    Success story: N5 Sensors

    Early DC I-Corps company N5 Sensors raises $1 million for microscale environmental sensing

    N5 Sensors Inc., an early DC I-Corps cohort company developing smart, microscale, wearable sensors to detect gas, chemicals, and additional environmental conditions for a variety of applications, completed a financing round of $1 million.

    The round included a $300,000 investment from the  Maryland Momentum Fund, as well as funding from Blu Venture Investors.

     “We plan to leverage this funding to accelerate the commercial release of our products, scale-up manufacturing, and expand our business team,” said Abhishek Motayed, Founder and CEO of N5 Sensors.

    Photo by Sarah Kaupp of NOVA Soul Imagery.

    N5 Sensors’ core technology is a tiny chip with multiple microsensors that can detect different chemicals and gases, as well as temperature and humidity. The company’s chip can be embedded into both wearable and smart devices for a broad range of applications, including hospital and home safety, first response, industrial and petrochemical detection, and military use.  

    Based in Rockville, Md., N5 Sensors entered an early cohort of DC I-Corps to plan a path forward for bringing its technology to market. 
    “DC I-Corps was very helpful in terms of customer engagement,” said Motayed. “For a first-time entrepreneur, learning about the customer discovery process and product-market fit was invaluable. It has continued to be beneficial as the company matures.”

    Following I-Corps, Motayed enrolled in AccelerateDC, a venture mentoring service offered by DC I-Corps for post-I-Corps ventures, where he received additional mentoring and support.

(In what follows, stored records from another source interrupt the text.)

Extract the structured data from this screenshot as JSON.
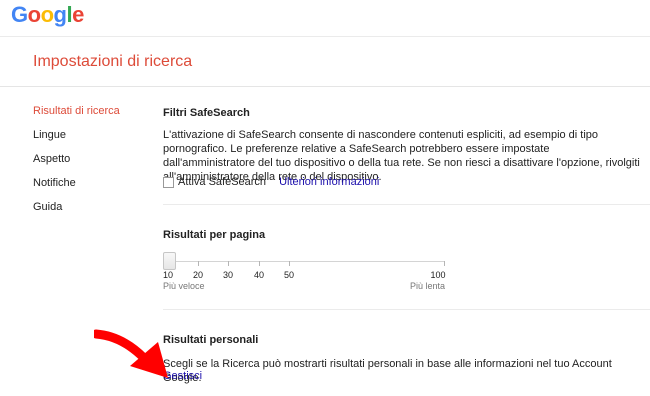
{
  "header": {
    "logo_letters": [
      {
        "char": "G",
        "color": "#4285f4"
      },
      {
        "char": "o",
        "color": "#ea4335"
      },
      {
        "char": "o",
        "color": "#fbbc05"
      },
      {
        "char": "g",
        "color": "#4285f4"
      },
      {
        "char": "l",
        "color": "#34a853"
      },
      {
        "char": "e",
        "color": "#ea4335"
      }
    ]
  },
  "page": {
    "title": "Impostazioni di ricerca"
  },
  "sidebar": {
    "items": [
      {
        "label": "Risultati di ricerca",
        "active": true
      },
      {
        "label": "Lingue",
        "active": false
      },
      {
        "label": "Aspetto",
        "active": false
      },
      {
        "label": "Notifiche",
        "active": false
      },
      {
        "label": "Guida",
        "active": false
      }
    ]
  },
  "safesearch": {
    "title": "Filtri SafeSearch",
    "description": "L'attivazione di SafeSearch consente di nascondere contenuti espliciti, ad esempio di tipo pornografico. Le preferenze relative a SafeSearch potrebbero essere impostate dall'amministratore del tuo dispositivo o della tua rete. Se non riesci a disattivare l'opzione, rivolgiti all'amministratore della rete o del dispositivo.",
    "checkbox_label": "Attiva SafeSearch",
    "checkbox_checked": false,
    "more_info_link": "Ulteriori informazioni"
  },
  "results_per_page": {
    "title": "Risultati per pagina",
    "ticks": [
      "10",
      "20",
      "30",
      "40",
      "50",
      "100"
    ],
    "selected_value": 10,
    "min_label": "Più veloce",
    "max_label": "Più lenta"
  },
  "personal_results": {
    "title": "Risultati personali",
    "description": "Scegli se la Ricerca può mostrarti risultati personali in base alle informazioni nel tuo Account Google.",
    "manage_link": "Gestisci"
  },
  "colors": {
    "accent": "#dd4b39",
    "link": "#1a0dab",
    "annotation_arrow": "#ff0000"
  }
}
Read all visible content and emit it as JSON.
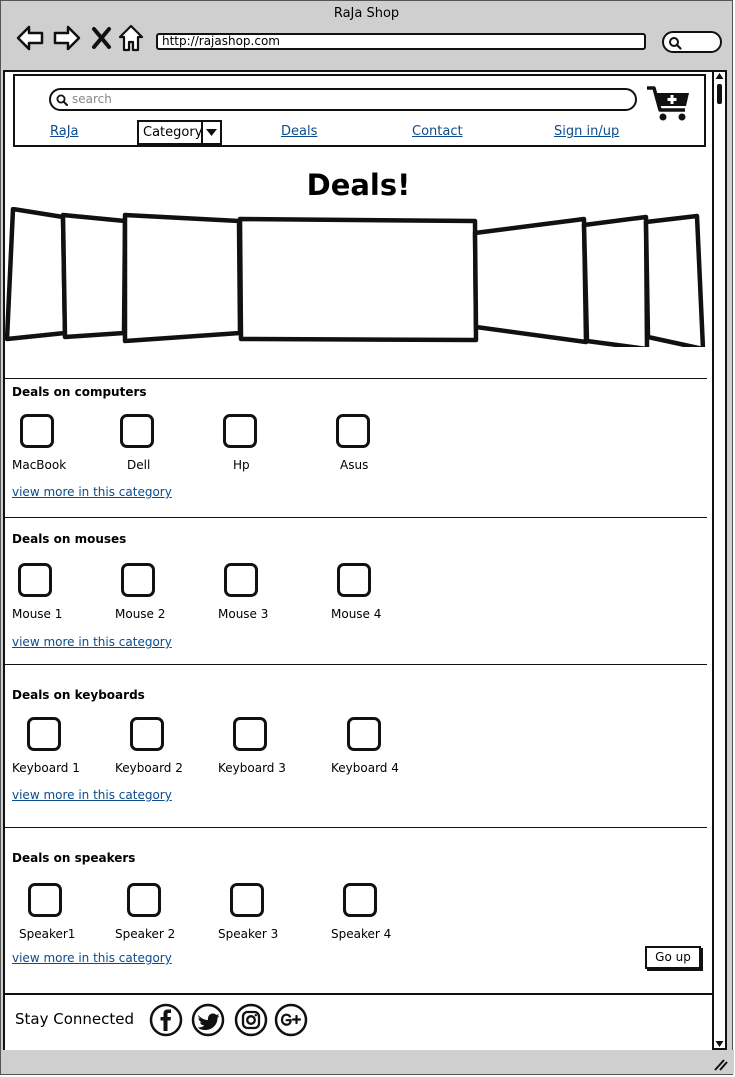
{
  "window": {
    "title": "RaJa Shop"
  },
  "browser": {
    "url": "http://rajashop.com"
  },
  "header": {
    "search_placeholder": "search",
    "nav": {
      "home": "RaJa",
      "category": "Category",
      "deals": "Deals",
      "contact": "Contact",
      "sign_in": "Sign in/up"
    }
  },
  "main": {
    "title": "Deals!",
    "sections": [
      {
        "title": "Deals on computers",
        "items": [
          "MacBook",
          "Dell",
          "Hp",
          "Asus"
        ],
        "more_link": "view more in this category"
      },
      {
        "title": "Deals on mouses",
        "items": [
          "Mouse 1",
          "Mouse 2",
          "Mouse 3",
          "Mouse 4"
        ],
        "more_link": "view more in this category"
      },
      {
        "title": "Deals on keyboards",
        "items": [
          "Keyboard 1",
          "Keyboard 2",
          "Keyboard 3",
          "Keyboard 4"
        ],
        "more_link": "view more in this category"
      },
      {
        "title": "Deals on speakers",
        "items": [
          "Speaker1",
          "Speaker 2",
          "Speaker 3",
          "Speaker 4"
        ],
        "more_link": "view more in this category"
      }
    ],
    "go_up_label": "Go up"
  },
  "footer": {
    "stay_connected": "Stay Connected",
    "social_icons": [
      "facebook-icon",
      "twitter-icon",
      "instagram-icon",
      "google-plus-icon"
    ]
  },
  "colors": {
    "link": "#0b4c8c",
    "chrome": "#cfcfcf",
    "ink": "#111111"
  }
}
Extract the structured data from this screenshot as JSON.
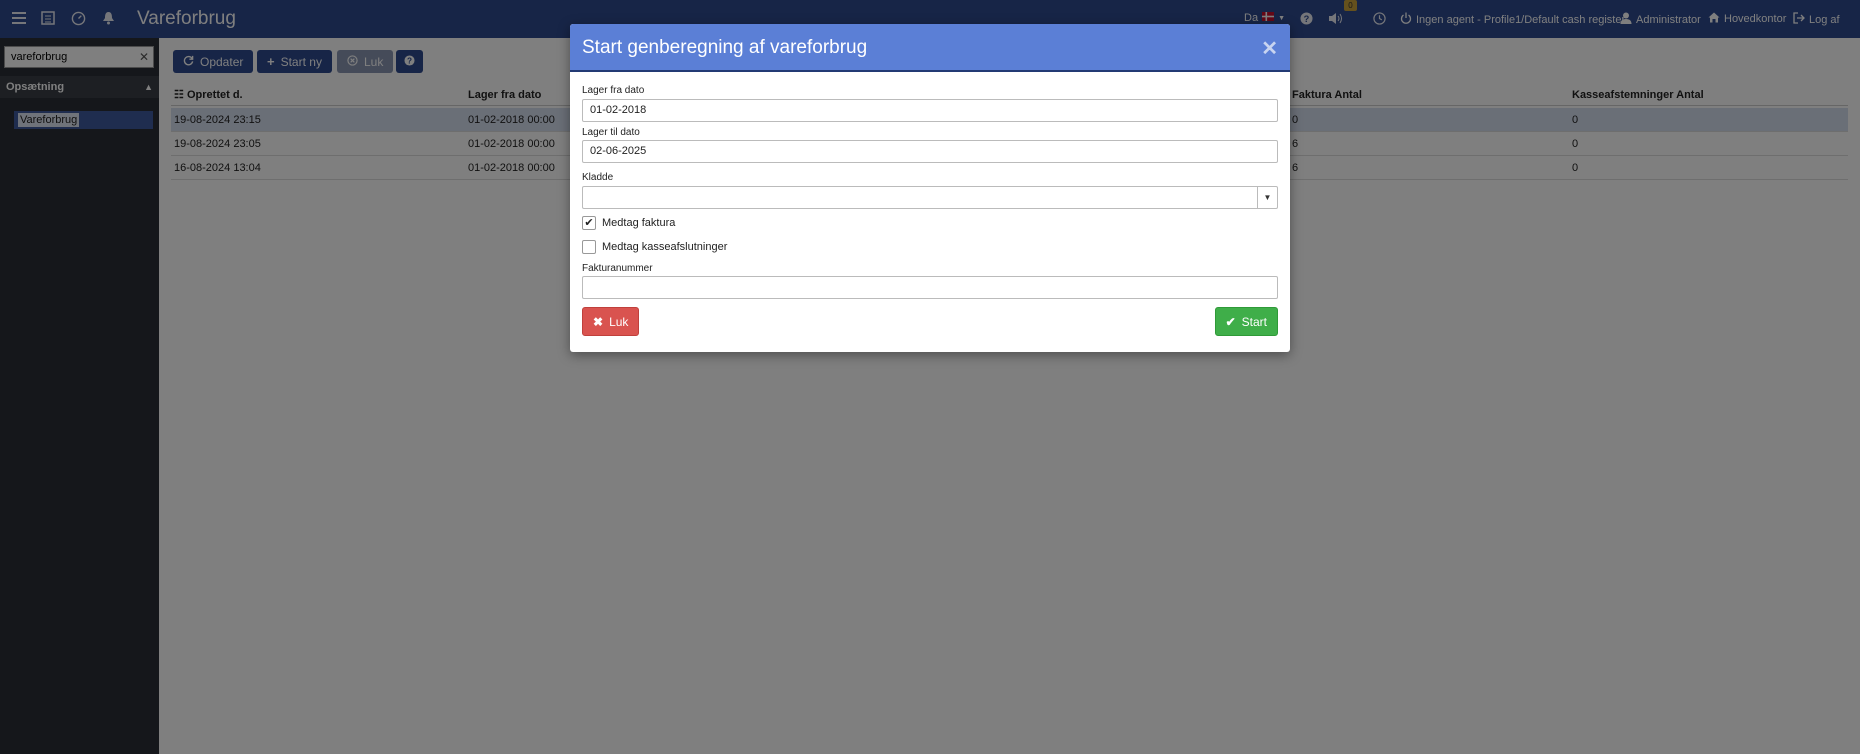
{
  "app": {
    "title": "Vareforbrug"
  },
  "topbar": {
    "language": "Da",
    "notification_count": "0",
    "agent": "Ingen agent - Profile1/Default cash register",
    "user": "Administrator",
    "office": "Hovedkontor",
    "logout": "Log af"
  },
  "sidebar": {
    "search_value": "vareforbrug",
    "section": "Opsætning",
    "item": "Vareforbrug"
  },
  "toolbar": {
    "refresh": "Opdater",
    "start_new": "Start ny",
    "close": "Luk"
  },
  "grid": {
    "columns": [
      "Oprettet d.",
      "Lager fra dato",
      "Faktura Antal",
      "Kasseafstemninger Antal"
    ],
    "rows": [
      {
        "created": "19-08-2024 23:15",
        "from": "01-02-2018 00:00",
        "invoices": "0",
        "cash": "0"
      },
      {
        "created": "19-08-2024 23:05",
        "from": "01-02-2018 00:00",
        "invoices": "6",
        "cash": "0"
      },
      {
        "created": "16-08-2024 13:04",
        "from": "01-02-2018 00:00",
        "invoices": "6",
        "cash": "0"
      }
    ]
  },
  "modal": {
    "title": "Start genberegning af vareforbrug",
    "from_label": "Lager fra dato",
    "from_value": "01-02-2018",
    "to_label": "Lager til dato",
    "to_value": "02-06-2025",
    "draft_label": "Kladde",
    "draft_value": "",
    "include_invoice_label": "Medtag faktura",
    "include_invoice_checked": true,
    "include_cash_label": "Medtag kasseafslutninger",
    "include_cash_checked": false,
    "invoice_no_label": "Fakturanummer",
    "invoice_no_value": "",
    "close_label": "Luk",
    "start_label": "Start"
  },
  "colors": {
    "topbar": "#2e4a8f",
    "modal_header": "#5b7fd6",
    "danger": "#d9534f",
    "success": "#3fae49"
  }
}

    N5’s current product focus is on compact, wearable chemical detection systems for industrial safety and military use cases. The sensors, worn on a belt clip, arm band, or fixed to a shoulder strap or badge, detect common gases such as carbon monoxide, hydrogen sulfide, and ammonia, as well as chemical warfare agents and toxic industrial chemicals found in warzone or relevant military operations.

    Photo by Sarah Kaupp of NOVA Soul Imagery.

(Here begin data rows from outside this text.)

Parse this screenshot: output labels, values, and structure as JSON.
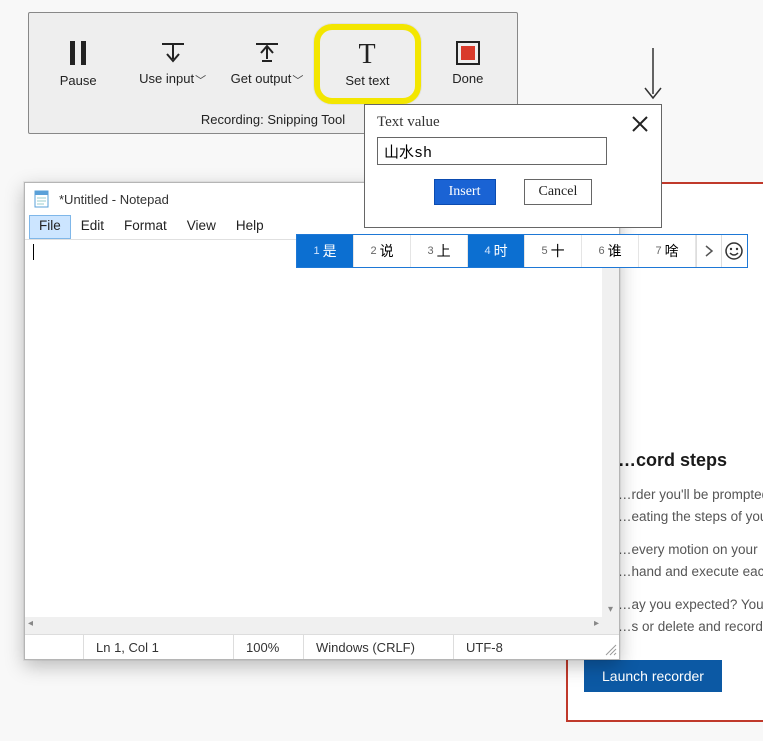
{
  "toolbar": {
    "items": [
      {
        "label": "Pause",
        "has_chevron": false
      },
      {
        "label": "Use input",
        "has_chevron": true
      },
      {
        "label": "Get output",
        "has_chevron": true
      },
      {
        "label": "Set text",
        "has_chevron": false
      },
      {
        "label": "Done",
        "has_chevron": false
      }
    ],
    "footer": "Recording: Snipping Tool"
  },
  "popup": {
    "title": "Text value",
    "input_value": "山水sh",
    "insert_label": "Insert",
    "cancel_label": "Cancel"
  },
  "ime": {
    "candidates": [
      {
        "num": "1",
        "char": "是",
        "selected": true
      },
      {
        "num": "2",
        "char": "说",
        "selected": false
      },
      {
        "num": "3",
        "char": "上",
        "selected": false
      },
      {
        "num": "4",
        "char": "时",
        "selected": true
      },
      {
        "num": "5",
        "char": "十",
        "selected": false
      },
      {
        "num": "6",
        "char": "谁",
        "selected": false
      },
      {
        "num": "7",
        "char": "啥",
        "selected": false
      }
    ]
  },
  "notepad": {
    "title": "*Untitled - Notepad",
    "menus": [
      "File",
      "Edit",
      "Format",
      "View",
      "Help"
    ],
    "active_menu_index": 0,
    "status": {
      "position": "Ln 1, Col 1",
      "zoom": "100%",
      "line_ending": "Windows (CRLF)",
      "encoding": "UTF-8"
    }
  },
  "background_panel": {
    "heading": "…cord steps",
    "p1": "…rder you'll be prompted",
    "p2": "…eating the steps of you",
    "p3": "…every motion on your",
    "p4": "…hand and execute each",
    "p5": "…ay you expected? You c",
    "p6": "…s or delete and record",
    "button": "Launch recorder"
  }
}
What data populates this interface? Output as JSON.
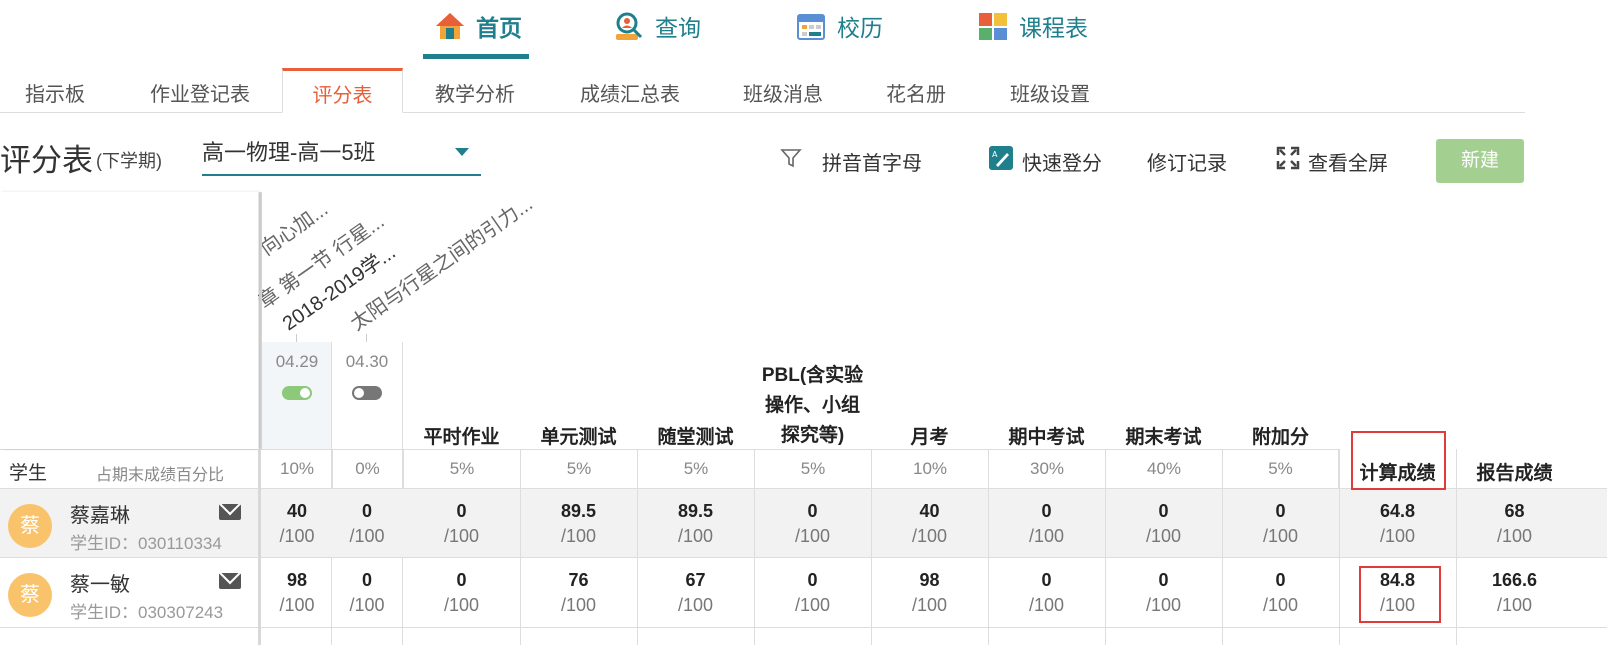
{
  "topnav": [
    {
      "label": "首页",
      "icon": "home-icon",
      "active": true
    },
    {
      "label": "查询",
      "icon": "search-person-icon",
      "active": false
    },
    {
      "label": "校历",
      "icon": "calendar-icon",
      "active": false
    },
    {
      "label": "课程表",
      "icon": "schedule-icon",
      "active": false
    }
  ],
  "tabs": [
    "指示板",
    "作业登记表",
    "评分表",
    "教学分析",
    "成绩汇总表",
    "班级消息",
    "花名册",
    "班级设置"
  ],
  "active_tab": "评分表",
  "page": {
    "title": "评分表",
    "term": "(下学期)",
    "class_select": "高一物理-高一5班"
  },
  "toolbar": {
    "filter_label": "拼音首字母",
    "quick_label": "快速登分",
    "history_label": "修订记录",
    "fullscreen_label": "查看全屏",
    "new_label": "新建"
  },
  "assignments": [
    {
      "title": "向心加...",
      "date": "04.29",
      "enabled": true
    },
    {
      "title": "章 第一节 行星...",
      "date": "04.30",
      "enabled": false
    },
    {
      "title": "2018-2019学...",
      "date": "",
      "enabled": null
    },
    {
      "title": "太阳与行星之间的引力...",
      "date": "",
      "enabled": null
    }
  ],
  "table": {
    "student_header": "学生",
    "percent_header": "占期末成绩百分比",
    "assignment_weights": [
      "10%",
      "0%"
    ],
    "categories": [
      {
        "name": "平时作业",
        "weight": "5%"
      },
      {
        "name": "单元测试",
        "weight": "5%"
      },
      {
        "name": "随堂测试",
        "weight": "5%"
      },
      {
        "name": "PBL(含实验操作、小组探究等)",
        "name_lines": [
          "PBL(含实验",
          "操作、小组",
          "探究等)"
        ],
        "weight": "5%"
      },
      {
        "name": "月考",
        "weight": "10%"
      },
      {
        "name": "期中考试",
        "weight": "30%"
      },
      {
        "name": "期末考试",
        "weight": "40%"
      },
      {
        "name": "附加分",
        "weight": "5%"
      }
    ],
    "computed_header": "计算成绩",
    "report_header": "报告成绩",
    "denominator": "/100",
    "students": [
      {
        "avatar": "蔡",
        "name": "蔡嘉琳",
        "id": "学生ID：030110334",
        "values": [
          "40",
          "0",
          "0",
          "89.5",
          "89.5",
          "0",
          "40",
          "0",
          "0",
          "0",
          "64.8",
          "68"
        ]
      },
      {
        "avatar": "蔡",
        "name": "蔡一敏",
        "id": "学生ID：030307243",
        "values": [
          "98",
          "0",
          "0",
          "76",
          "67",
          "0",
          "98",
          "0",
          "0",
          "0",
          "84.8",
          "166.6"
        ]
      }
    ]
  },
  "colors": {
    "accent": "#1f7f8d",
    "active_tab": "#e8603a",
    "new_button": "#a3cf91",
    "highlight": "#e03b3b",
    "avatar": "#f9c36b"
  }
}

    Motayed developed N5 Sensors’ technology jointly with the National Institute of Standards and Technology (NIST) while serving as a research faculty member in the Institute for Research in Electronics and Applied Physics (IREAP) at the University of Maryland. N5 licensed the technology from the university.

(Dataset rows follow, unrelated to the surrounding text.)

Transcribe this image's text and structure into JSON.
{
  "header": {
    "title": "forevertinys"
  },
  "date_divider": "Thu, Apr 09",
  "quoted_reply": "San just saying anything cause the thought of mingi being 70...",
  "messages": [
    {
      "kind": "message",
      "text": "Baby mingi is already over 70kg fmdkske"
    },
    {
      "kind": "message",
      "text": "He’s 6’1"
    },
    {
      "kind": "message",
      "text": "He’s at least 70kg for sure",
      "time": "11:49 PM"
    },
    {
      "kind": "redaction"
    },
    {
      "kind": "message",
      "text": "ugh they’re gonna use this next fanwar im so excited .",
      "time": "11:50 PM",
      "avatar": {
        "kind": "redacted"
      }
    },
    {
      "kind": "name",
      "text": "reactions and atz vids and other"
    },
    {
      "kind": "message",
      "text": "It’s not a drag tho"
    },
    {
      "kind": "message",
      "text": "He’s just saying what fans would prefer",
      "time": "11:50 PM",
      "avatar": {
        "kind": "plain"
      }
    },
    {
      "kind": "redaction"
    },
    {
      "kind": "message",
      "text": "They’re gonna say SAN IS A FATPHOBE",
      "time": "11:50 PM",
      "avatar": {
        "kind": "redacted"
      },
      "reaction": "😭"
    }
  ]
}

    Motayed launched N5 Sensors in 2012 and left the university in 2015 to focus full-time on growing the company.

    N5 Sensors was awarded two separate, two-year Maryland Industrial Partnerships (MIPS) grants to work with university faculty on further developing its product. The company also secured Maryland Technology Development Corporation (TEDCO) support through the Maryland Innovation Initiative (MII), Joint Technology Transfer Initiative (JTTI), and NIST – Science and Technology Entrepreneurship Program (N-STEP). In 2016, N5 Sensors completed an $800,000 seed round of funding led by Blu Venture Investors. The company has also received $4 million from government contracts and awards.

    N5 Sensors employs 15 people.

    In the long term, N5 Sensors plans to develop digital system-on-chip gas detection solutions for consumers, according to Motayed. These could include embedding the company’s chips in devices such as smartphones and thermostats, which could then detect and monitor both indoor and outdoor air quality, along with gases and chemicals that affect the well-being of everyone.

    Photo by Sarah Kaupp of NOVA Soul Imagery.

    “This program is intended to solve a very difficult problem: going from science to a customer.”

    David Hartman, Mentor-in-Residence, University of Michigan Technology Transfer Office

    DC I-CORPS Progam dEtails >>